> Brief: All lines below are to be output exactly as they stand.
------ Data for processing
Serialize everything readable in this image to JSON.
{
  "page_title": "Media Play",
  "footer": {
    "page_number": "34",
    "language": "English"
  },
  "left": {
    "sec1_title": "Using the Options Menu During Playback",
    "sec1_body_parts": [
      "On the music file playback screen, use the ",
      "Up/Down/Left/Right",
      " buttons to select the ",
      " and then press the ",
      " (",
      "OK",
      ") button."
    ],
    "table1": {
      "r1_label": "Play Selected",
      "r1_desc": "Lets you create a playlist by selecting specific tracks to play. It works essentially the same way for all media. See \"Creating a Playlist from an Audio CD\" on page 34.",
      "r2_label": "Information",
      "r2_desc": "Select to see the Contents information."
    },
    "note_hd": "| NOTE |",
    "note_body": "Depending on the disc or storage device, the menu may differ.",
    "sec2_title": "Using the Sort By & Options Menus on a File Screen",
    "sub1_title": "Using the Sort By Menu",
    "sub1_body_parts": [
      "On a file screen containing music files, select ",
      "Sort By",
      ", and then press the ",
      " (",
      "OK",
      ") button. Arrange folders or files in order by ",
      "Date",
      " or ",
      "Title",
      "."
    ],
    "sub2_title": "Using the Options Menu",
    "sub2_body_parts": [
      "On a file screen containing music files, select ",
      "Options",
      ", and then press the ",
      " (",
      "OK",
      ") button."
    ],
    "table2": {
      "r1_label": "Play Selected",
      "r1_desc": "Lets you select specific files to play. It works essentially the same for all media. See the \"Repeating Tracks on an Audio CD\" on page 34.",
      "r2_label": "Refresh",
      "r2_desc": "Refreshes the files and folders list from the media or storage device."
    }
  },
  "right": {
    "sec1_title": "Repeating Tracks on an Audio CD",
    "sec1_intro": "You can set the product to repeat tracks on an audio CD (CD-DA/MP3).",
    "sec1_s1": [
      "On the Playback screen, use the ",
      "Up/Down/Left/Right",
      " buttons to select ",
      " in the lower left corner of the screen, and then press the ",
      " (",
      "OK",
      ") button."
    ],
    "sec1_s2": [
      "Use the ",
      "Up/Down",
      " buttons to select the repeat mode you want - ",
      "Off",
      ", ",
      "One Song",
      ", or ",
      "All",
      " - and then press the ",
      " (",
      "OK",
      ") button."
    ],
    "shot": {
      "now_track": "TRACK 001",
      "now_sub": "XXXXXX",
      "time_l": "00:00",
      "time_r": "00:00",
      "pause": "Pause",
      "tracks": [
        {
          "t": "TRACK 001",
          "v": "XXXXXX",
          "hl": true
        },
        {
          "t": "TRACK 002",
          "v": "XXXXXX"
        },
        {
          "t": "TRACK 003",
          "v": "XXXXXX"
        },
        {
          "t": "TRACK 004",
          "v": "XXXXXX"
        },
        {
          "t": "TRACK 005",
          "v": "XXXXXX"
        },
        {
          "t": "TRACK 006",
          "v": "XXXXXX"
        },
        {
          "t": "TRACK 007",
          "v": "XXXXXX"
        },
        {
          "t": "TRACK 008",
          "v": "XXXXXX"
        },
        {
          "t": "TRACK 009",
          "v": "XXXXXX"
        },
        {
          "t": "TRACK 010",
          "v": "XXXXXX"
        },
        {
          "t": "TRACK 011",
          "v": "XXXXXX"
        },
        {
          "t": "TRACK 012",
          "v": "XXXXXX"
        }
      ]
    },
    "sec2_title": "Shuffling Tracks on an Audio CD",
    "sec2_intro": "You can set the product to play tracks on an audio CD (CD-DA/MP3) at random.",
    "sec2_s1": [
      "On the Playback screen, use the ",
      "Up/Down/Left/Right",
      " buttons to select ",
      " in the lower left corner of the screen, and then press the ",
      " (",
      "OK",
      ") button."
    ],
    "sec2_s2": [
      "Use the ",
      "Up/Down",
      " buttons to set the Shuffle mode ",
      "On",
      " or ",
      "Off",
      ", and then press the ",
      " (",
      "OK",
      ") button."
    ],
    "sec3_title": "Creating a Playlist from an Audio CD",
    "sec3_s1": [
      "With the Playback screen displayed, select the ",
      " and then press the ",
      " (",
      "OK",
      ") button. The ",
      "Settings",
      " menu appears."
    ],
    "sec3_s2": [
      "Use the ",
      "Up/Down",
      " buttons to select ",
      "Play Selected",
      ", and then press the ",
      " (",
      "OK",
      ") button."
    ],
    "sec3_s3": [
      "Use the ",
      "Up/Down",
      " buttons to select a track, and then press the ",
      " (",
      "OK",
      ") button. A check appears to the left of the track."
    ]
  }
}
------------
> Solution to this problem:
Serialize everything readable in this image to JSON.
{
  "page_title": "Media Play",
  "footer": {
    "page_number": "34",
    "language": "English"
  },
  "left": {
    "sec1_title": "Using the Options Menu During Playback",
    "sec1_body_parts": [
      "On the music file playback screen, use the ",
      "Up/Down/Left/Right",
      " buttons to select the ",
      " and then press the ",
      " (",
      "OK",
      ") button."
    ],
    "table1": {
      "r1_label": "Play Selected",
      "r1_desc": "Lets you create a playlist by selecting specific tracks to play. It works essentially the same way for all media. See \"Creating a Playlist from an Audio CD\" on page 34.",
      "r2_label": "Information",
      "r2_desc": "Select to see the Contents information."
    },
    "note_hd": "| NOTE |",
    "note_body": "Depending on the disc or storage device, the menu may differ.",
    "sec2_title": "Using the Sort By & Options Menus on a File Screen",
    "sub1_title": "Using the Sort By Menu",
    "sub1_body_parts": [
      "On a file screen containing music files, select ",
      "Sort By",
      ", and then press the ",
      " (",
      "OK",
      ") button. Arrange folders or files in order by ",
      "Date",
      " or ",
      "Title",
      "."
    ],
    "sub2_title": "Using the Options Menu",
    "sub2_body_parts": [
      "On a file screen containing music files, select ",
      "Options",
      ", and then press the ",
      " (",
      "OK",
      ") button."
    ],
    "table2": {
      "r1_label": "Play Selected",
      "r1_desc": "Lets you select specific files to play. It works essentially the same for all media. See the \"Repeating Tracks on an Audio CD\" on page 34.",
      "r2_label": "Refresh",
      "r2_desc": "Refreshes the files and folders list from the media or storage device."
    }
  },
  "right": {
    "sec1_title": "Repeating Tracks on an Audio CD",
    "sec1_intro": "You can set the product to repeat tracks on an audio CD (CD-DA/MP3).",
    "sec1_s1": [
      "On the Playback screen, use the ",
      "Up/Down/Left/Right",
      " buttons to select ",
      " in the lower left corner of the screen, and then press the ",
      " (",
      "OK",
      ") button."
    ],
    "sec1_s2": [
      "Use the ",
      "Up/Down",
      " buttons to select the repeat mode you want - ",
      "Off",
      ", ",
      "One Song",
      ", or ",
      "All",
      " - and then press the ",
      " (",
      "OK",
      ") button."
    ],
    "shot": {
      "now_track": "TRACK 001",
      "now_sub": "XXXXXX",
      "time_l": "00:00",
      "time_r": "00:00",
      "pause": "Pause",
      "tracks": [
        {
          "t": "TRACK 001",
          "v": "XXXXXX",
          "hl": true
        },
        {
          "t": "TRACK 002",
          "v": "XXXXXX"
        },
        {
          "t": "TRACK 003",
          "v": "XXXXXX"
        },
        {
          "t": "TRACK 004",
          "v": "XXXXXX"
        },
        {
          "t": "TRACK 005",
          "v": "XXXXXX"
        },
        {
          "t": "TRACK 006",
          "v": "XXXXXX"
        },
        {
          "t": "TRACK 007",
          "v": "XXXXXX"
        },
        {
          "t": "TRACK 008",
          "v": "XXXXXX"
        },
        {
          "t": "TRACK 009",
          "v": "XXXXXX"
        },
        {
          "t": "TRACK 010",
          "v": "XXXXXX"
        },
        {
          "t": "TRACK 011",
          "v": "XXXXXX"
        },
        {
          "t": "TRACK 012",
          "v": "XXXXXX"
        }
      ]
    },
    "sec2_title": "Shuffling Tracks on an Audio CD",
    "sec2_intro": "You can set the product to play tracks on an audio CD (CD-DA/MP3) at random.",
    "sec2_s1": [
      "On the Playback screen, use the ",
      "Up/Down/Left/Right",
      " buttons to select ",
      " in the lower left corner of the screen, and then press the ",
      " (",
      "OK",
      ") button."
    ],
    "sec2_s2": [
      "Use the ",
      "Up/Down",
      " buttons to set the Shuffle mode ",
      "On",
      " or ",
      "Off",
      ", and then press the ",
      " (",
      "OK",
      ") button."
    ],
    "sec3_title": "Creating a Playlist from an Audio CD",
    "sec3_s1": [
      "With the Playback screen displayed, select the ",
      " and then press the ",
      " (",
      "OK",
      ") button. The ",
      "Settings",
      " menu appears."
    ],
    "sec3_s2": [
      "Use the ",
      "Up/Down",
      " buttons to select ",
      "Play Selected",
      ", and then press the ",
      " (",
      "OK",
      ") button."
    ],
    "sec3_s3": [
      "Use the ",
      "Up/Down",
      " buttons to select a track, and then press the ",
      " (",
      "OK",
      ") button. A check appears to the left of the track."
    ]
  }
}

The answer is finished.